Public transportation gets a tech update

The public transport industry is going through a tech revolution. And necessarily so. Birth and life expectancy rates are increasing, and as a result, the global population is growing, creating with it an inevitable future of overpopulated cities, congested roads and pollution. More and more, governments, city planners and policymakers are forced to face with growing demands for better, more sustainable, more efficient and well, smarter transportation options.

For example, commuters can now buy train tickets through apps, and with Apple Pay. In cities, you can simply tap your contactless bank card to pay for your public transport journey, and in some cities, such as Shanghai, subway systems are implementing AI technology, which means you can use facial recognition in order to purchase tickets.

Last-mile first

The “last mile” is a phrase used to describe the movement of people and goods from a transportation hub to their final destination, ie. their homes.

New developments across Southeast Asia seek to address this problem. For instance, in the last year, the bike-sharing market has boomed. Companies such as Chinese startup Mobike (available in Kuala Lumpur and Bangkok), and Singapore’s oBike,  allow users to unlock bikes docked along sidewalks through their smartphones.

“Bike-sharing has been crazy since late last year … The general belief is that [it] boosts the utilization of public transport as shared bikes help to complete the journey,” said Harry Liu, a downstream consultant with IHS Markit. (as reported by csmonitor)

The growth of ride-hailing services also seeks to solve the problem of the first and last mile connectivity for passengers. Often, people do not use public transport due to the unavailability of stations within walking distance to their homes. Ride-hailing services such as Uber and Grab enable commuters a cheap and convenient way to get to and from stations.

Go-Jek’s empire

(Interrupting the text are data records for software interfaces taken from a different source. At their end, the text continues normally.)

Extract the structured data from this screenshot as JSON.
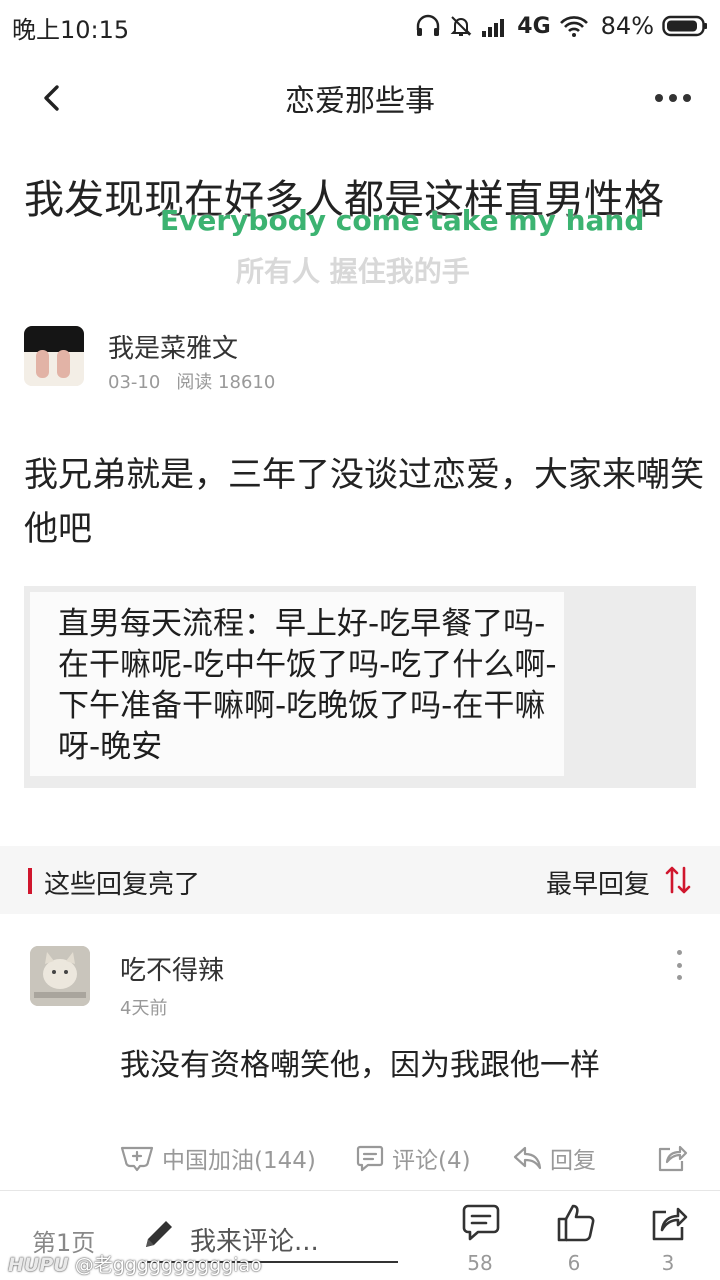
{
  "status_bar": {
    "time": "晚上10:15",
    "network": "4G",
    "battery": "84%"
  },
  "header": {
    "title": "恋爱那些事"
  },
  "post": {
    "title": "我发现现在好多人都是这样直男性格",
    "author": "我是菜雅文",
    "date": "03-10",
    "reads": "阅读 18610",
    "body": "我兄弟就是，三年了没谈过恋爱，大家来嘲笑他吧",
    "image_text": "直男每天流程：早上好-吃早餐了吗-在干嘛呢-吃中午饭了吗-吃了什么啊-下午准备干嘛啊-吃晚饭了吗-在干嘛呀-晚安"
  },
  "overlay": {
    "english": "Everybody come take my hand",
    "chinese": "所有人 握住我的手"
  },
  "replies_section": {
    "title": "这些回复亮了",
    "sort_label": "最早回复",
    "accent_color": "#d0162d"
  },
  "reply": {
    "author": "吃不得辣",
    "time": "4天前",
    "text": "我没有资格嘲笑他，因为我跟他一样",
    "like_label": "中国加油(144)",
    "comment_label": "评论(4)",
    "reply_label": "回复"
  },
  "bottom_bar": {
    "page": "第1页",
    "compose_placeholder": "我来评论...",
    "comment_count": "58",
    "like_count": "6",
    "share_count": "3"
  },
  "watermark": {
    "brand": "HUPU",
    "user": "@老ggggggggggiao"
  },
  "icons": [
    "headphones-icon",
    "mute-bell-icon",
    "signal-icon",
    "wifi-icon",
    "battery-icon",
    "back-arrow-icon",
    "more-icon",
    "sort-icon",
    "like-icon",
    "comment-icon",
    "reply-icon",
    "share-icon",
    "pencil-icon"
  ]
}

Founded in 2010, Go-Jek started as a motorbike taxi on-demand service but has since expanded into a courier, transport, and shopping service in Indonesia. Its fleet now exceeds 400,000 drivers, including motorcycles, cars and trucks and is available to people in 50 cities in Indonesia.